I can't seem to pull myself out
Everyone is starting to stare
Or is it just me
I want to tell you how it feels
Like the world is caving in
Like I can't live in my own skin
And I'm frightened
I want to show you what it's like
To be tongue tied and want to hide
To have no control of your own soul
But I don't want you to feel this
No one should feel this
But we are okay
We've got fight in our spirit and life in our bones
We've got thick skin to cast away those sticks and stones
And when you feel like it's bigger than you
Breathe in and out
You'll know what to do
You'll see the lights on this roller coaster
And we know it's never over
But you'll make it out even stronger
The fear will grow smaller and smaller
You won't have to hide any longer
Poetry Submission 3rd place Megan Low – Faded 164
is putrid and
a slow decay
is a cesspool
of betrayal and
clog the drain—
are none) to
And the nature of
is lost (or you
and play in the
Instagram Submission 1st place Em @sprungfromwithin
There is no perfection in art. However, there is an anxiety with people pleasing. Art has been teaching me to create for myself and to care less about what others think. This painting abstractly represents those feelings. Almost with a look to it like shattered glass and light coming through the end of the tunnel, this painting shows that nothing about anxiety feels fluid. Although, the creative process in art is liberating me from that. Ironically, I had anxiety about getting this submission in on time for #iknowanxietybc with what I envisioned.
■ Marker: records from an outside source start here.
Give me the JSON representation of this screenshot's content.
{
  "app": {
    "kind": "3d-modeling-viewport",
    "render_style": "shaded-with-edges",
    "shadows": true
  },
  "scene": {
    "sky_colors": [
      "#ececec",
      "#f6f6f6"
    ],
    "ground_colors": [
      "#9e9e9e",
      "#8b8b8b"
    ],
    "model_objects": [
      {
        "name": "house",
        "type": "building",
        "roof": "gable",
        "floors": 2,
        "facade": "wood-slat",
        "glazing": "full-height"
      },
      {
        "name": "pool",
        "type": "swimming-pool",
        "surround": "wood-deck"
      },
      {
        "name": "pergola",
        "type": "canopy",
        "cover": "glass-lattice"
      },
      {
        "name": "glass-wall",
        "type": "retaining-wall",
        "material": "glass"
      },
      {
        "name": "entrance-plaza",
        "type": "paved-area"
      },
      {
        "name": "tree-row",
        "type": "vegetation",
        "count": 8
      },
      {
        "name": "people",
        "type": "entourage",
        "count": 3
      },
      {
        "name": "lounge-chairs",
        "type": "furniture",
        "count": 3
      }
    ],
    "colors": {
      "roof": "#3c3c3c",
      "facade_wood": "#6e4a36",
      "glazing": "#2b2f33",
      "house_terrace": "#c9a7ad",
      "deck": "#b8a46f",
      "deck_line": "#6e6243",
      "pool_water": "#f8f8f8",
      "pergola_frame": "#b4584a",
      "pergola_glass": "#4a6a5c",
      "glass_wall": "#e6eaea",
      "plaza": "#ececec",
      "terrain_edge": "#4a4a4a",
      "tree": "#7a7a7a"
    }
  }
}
However, like I've been learning, you just need to throw your fears out the window and let the process take you where you want to go without the fear of perfection. I'll say it again: there is no perfection in art.
Instagram Submission 2nd place LB @mrssedin
When I am on my mat, the worries dissipate. When I am on my mat, the tightness in my chest releases. When I am on my mat, I can breathe deeply. When I am on my mat, I feel safe, loved and valued. When I am on my mat, I am healthy, fearless and mindfully at ease. When I am on my mat, I am my most present, vibrant and authentic self. When I am on my mat, I know no anxiety. #iknowanxietybc
Instagram Submission 3rd place Brittany @superbeanie
I'm scared to know who I am without anxiety. It's almost as scary as knowing that I have anxiety. It's an ongoing struggle, but every time I chip away at anxiety's grip on my thoughts, I am uplifted. It might only last a moment. It still isn't fun. But I breathe in, breathe out, and hold on. I can do this. We can do this. #iknowanxietybc